Voluntary insurance for the self-employed person's working hours
Self-employed persons may take out personal insurance against occupational accidents and diseases which is identical to the compulsory workers’ compensation insurance for employees. The contents of self-employed persons’ occupational accident and occupational disease insurance is determined by the Workers’ Compensation Act.
Self-employed persons insured with compulsory or voluntary pension insurance under the Self-employed Persons’ Pensions Act (YEL insurance) may take out voluntary insurance for the self-employed person's working hours, in accordance with the Workers’ Compensation Act. Self-employed persons may also supplement the insurance with leisure-time insurance.
Compensation for loss of income or the survivors’ pension paid from the self-employed person’s voluntary working hours insurance is based on the confirmed income in the self-employed person’s pension insurance, and valid on the claim date.
The insurer can reject the application for a self-employed person's voluntary working hours insurance if it has outstanding uncontested receivables for the applicant.
Self-employed person's voluntary leisure-time insurance
A self-employed person who has taken out voluntary working hours insurance policy may include a voluntary leisure-time accident insurance policy in the insurance. The insurance policy must be taken out from the insurance company which underwrites the working hours insurance. Leisure-time insurance cannot be taken out on its own.
The coverage of a voluntary leisure-time insurance extends to accidents that are not deemed compensable as occupational accidents. Compensation for loss of income and the survivors’ pension is based on the annual earnings reported for the working hours insurance: in other words, the confirmed income declared for the pension insurance or the annual earnings confirmed by the insurer.
In its insurance terms and conditions, the insurance company may limit the insurance to
- only cover accidents that occur in recreational exercise
- exclude certain recreational sports from the insurance cover.
Certain provisions of the Workers’ Compensation Act also limit the claim events compensable by the leisure-time insurance. Claim events not compensated by leisure-time insurance include pain induced by work-related postures, assault, and road accidents.
The insurer can reject the application for a leisure-time insurance policy. They also have the right to terminate the policy on the grounds specified in the terms and conditions of the insurance. A self-employed person may terminate the policy in writing at any time; however, the termination will take effect at the earliest from the date the insurance company receives the notice of termination.

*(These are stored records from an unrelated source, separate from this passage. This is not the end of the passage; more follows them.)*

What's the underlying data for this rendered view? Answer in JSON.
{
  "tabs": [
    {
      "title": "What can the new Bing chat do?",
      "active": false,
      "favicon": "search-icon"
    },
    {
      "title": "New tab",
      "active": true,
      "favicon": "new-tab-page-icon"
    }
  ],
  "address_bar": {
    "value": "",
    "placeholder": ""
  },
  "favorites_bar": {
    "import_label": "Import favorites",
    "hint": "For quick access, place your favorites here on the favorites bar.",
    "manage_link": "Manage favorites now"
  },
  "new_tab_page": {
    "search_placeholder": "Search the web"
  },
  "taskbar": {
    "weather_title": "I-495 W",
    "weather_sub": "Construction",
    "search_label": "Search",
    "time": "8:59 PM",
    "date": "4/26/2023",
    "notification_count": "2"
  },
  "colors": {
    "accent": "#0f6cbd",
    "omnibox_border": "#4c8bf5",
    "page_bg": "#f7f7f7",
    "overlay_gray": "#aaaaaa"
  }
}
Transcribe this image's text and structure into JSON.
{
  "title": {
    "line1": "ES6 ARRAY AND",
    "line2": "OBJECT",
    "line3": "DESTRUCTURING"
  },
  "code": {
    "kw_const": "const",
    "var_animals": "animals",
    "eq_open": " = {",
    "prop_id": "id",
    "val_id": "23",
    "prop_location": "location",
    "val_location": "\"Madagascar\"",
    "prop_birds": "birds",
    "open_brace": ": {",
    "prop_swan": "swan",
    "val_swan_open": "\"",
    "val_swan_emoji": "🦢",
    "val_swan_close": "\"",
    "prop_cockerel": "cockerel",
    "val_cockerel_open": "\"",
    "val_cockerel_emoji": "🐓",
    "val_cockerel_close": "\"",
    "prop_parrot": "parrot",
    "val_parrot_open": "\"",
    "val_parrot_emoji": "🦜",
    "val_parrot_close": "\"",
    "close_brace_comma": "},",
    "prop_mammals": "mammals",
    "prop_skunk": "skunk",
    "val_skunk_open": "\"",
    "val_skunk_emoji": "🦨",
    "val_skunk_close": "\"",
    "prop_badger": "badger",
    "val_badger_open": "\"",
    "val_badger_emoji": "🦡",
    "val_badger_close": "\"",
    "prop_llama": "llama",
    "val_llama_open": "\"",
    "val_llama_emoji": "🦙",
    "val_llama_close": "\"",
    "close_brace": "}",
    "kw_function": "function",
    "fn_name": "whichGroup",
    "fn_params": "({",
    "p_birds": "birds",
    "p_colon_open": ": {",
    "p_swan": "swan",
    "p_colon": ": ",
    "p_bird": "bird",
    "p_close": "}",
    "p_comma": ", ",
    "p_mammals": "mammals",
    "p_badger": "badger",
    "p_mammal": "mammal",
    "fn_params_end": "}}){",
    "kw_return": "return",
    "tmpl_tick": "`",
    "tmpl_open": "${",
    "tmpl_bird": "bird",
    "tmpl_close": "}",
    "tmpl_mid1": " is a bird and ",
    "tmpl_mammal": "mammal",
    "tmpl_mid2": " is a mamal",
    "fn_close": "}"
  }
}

Termination of self-employed persons’ insurance
Voluntary insurance for a self-employed person's working hours is terminated when the self-employed person’s YEL insurance ends. Upon separate application, the insurer may extend the validity of voluntary insurance for a self-employed person’s working hours if the person continues self-employment after reaching the upper age limit of the duty to take out YEL insurance. In this case, the insurer adjusts the annual earnings of the insurance to be equal to the self-employed person’s annual earned income.
As the working hours insurance expires at the same time as the pension insurance, the working hours insurance can expire retrospectively. If the self-employed person's pension insurance does not become effective because self-employment has not continued without interruption for at least four months, the voluntary working hours insurance does not expire retrospectively but continues until the date when the self-employment ends.
The self-employed person is free to terminate the insurance in writing at any time. The insurance may be terminated at the earliest from the date when the notice of termination is received at the insurance company. The insurance company has the right to terminate the insurance if the self-employed person has failed to pay an outstanding premium or deliberately provided false or incomplete information for the purpose of processing a claim or determining an insurance premium in order to obtain, for him/herself or others, illegal financial gain.
The insurer terminates the policy in writing. The insurance policy expires 30 days from the date the termination was sent. When the cause of the termination is a failure to pay the insurance premium, the policy will not expire if the policyholder pays the outstanding premium before the end of the notice period.